It’s possible that there may be a relationship between vertebral artery dissections and chiropractic neck treatments. However, the scientific evidence implicating a chiropractic adjustment as a true cause of this type of stroke is still preliminary and highly controversial. One recent study measured the forces transmitted to the vertebral artery during cervical adjustments and found that they were no greater than the strains the artery experiences during normal neck movements.
The results of this study suggest that it may be physically impossible for a competently performed neck adjustment to cause a vertebral artery dissection unless the artery already has a significant pre-existing weakness.
Most studies on this subject agree that the odds of suffering a serious complication from a chiropractic neck treatment are about one incident out of every two million treatments! This means that one chiropractor out of 25 might see such an incident in their entire careers — if they are each in practice full-time for 40 years.
Serious complications from a neck adjustment are so rare that, statistically speaking, if a patient drives more than a mile to get to his chiropractic appointment, it’s more likely that he’ll be seriously injured in a car accident than he’ll be seriously injured during his chiropractic visit. In other words — the risk is extremely minimal.
5 Discuss the risk/benefits of neck adjustment and other treatment. Neck adjustment is one form of treatment for neck symptoms or headache. Other common treatments for these symptoms might include surgery, bed rest or non-steroidal anti-inflammatory drugs (NSAIDs)
State the relative risks in terms the patient can understand, by showing the safety of neck adjustments over other alternative treatment methods. For example:
• Cervical spine surgery carries a 3 percent to 4 percent risk of complication and results in 4,000 to 10,000 deaths per million procedures.
• Bed rest to alleviate pain results in more risk, including muscle wasting, cardiopulmonary deconditioning, bone-mineral loss and the risk of thromboembolism.
• The risk of developing a gastric ulcer visible on endoscopic examination after one week’s treatment with naproxen (at 500mg twice daily) is 19 in 100.
6 Add a personal touch. Relate your own personal experiences with cervical adjustments. For example: “I’ve been in practice for over 12 years, and I’ve performed well over 15,000 neck adjustments without a single serious complication that I am aware of. I often perform neck adjust-ments on my friends, family and loved ones, and often receive them myself from colleagues.
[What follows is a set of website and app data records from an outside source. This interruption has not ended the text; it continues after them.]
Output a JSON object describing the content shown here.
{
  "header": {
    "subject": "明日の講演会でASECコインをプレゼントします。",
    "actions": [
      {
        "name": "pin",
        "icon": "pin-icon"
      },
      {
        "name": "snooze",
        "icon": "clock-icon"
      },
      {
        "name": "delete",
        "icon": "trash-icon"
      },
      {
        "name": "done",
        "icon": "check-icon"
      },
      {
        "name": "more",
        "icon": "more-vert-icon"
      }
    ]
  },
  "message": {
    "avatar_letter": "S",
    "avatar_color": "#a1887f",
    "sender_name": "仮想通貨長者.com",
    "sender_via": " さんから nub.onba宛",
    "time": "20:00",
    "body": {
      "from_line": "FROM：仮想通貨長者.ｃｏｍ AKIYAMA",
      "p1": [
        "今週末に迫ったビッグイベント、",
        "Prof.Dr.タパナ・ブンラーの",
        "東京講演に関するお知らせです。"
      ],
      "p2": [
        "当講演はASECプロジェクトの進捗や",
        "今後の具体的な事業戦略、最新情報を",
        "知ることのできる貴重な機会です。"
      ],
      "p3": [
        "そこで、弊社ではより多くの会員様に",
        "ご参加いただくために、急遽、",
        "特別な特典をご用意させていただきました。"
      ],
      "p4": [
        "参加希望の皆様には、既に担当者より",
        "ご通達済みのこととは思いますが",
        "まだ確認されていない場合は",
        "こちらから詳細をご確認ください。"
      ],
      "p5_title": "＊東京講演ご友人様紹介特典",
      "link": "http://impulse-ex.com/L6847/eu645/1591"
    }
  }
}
Based on the available scientific evidence and my past clinical experience, I’m personally convinced that neck adjustments are a very safe and very effective form of treatment.”
7 Answer questions. And then allow the patient to make an informed decision.
As a doctor of chiropractic, you are a member of a highly trained profession who has an excellent track record of providing the public with safe and effective treatments.
Many scientific studies and expert reviews have shown that the chiro-practic approach is safe, effective and appropriate for patients with common forms of neck pain and headache.
Furthermore, many studies have shown that patients are much more satisfied with the chiropractic approach to these conditions than they are with other treatment options.
Remember that, ultimately, it is the continued dedication and passion that thousands of practicing doctors of chiropractic show toward their patients and their profession that will determine our future, not a few negative news stories based on a single flawed and biased study.
Dr. Bill Lauretti practices in Bethes
da and Gaithersburg, Maryland. He is the Maryland Delegate to the American Chiropractic Association, and has written and lectured widely on the topic of chiropractic risk management. His on-line course, “The Risks of Chiropractic Cervical Adjustments: Myths vs. Reality” is available at DCEducation.com. He can be reached at firstname.lastname@example.org.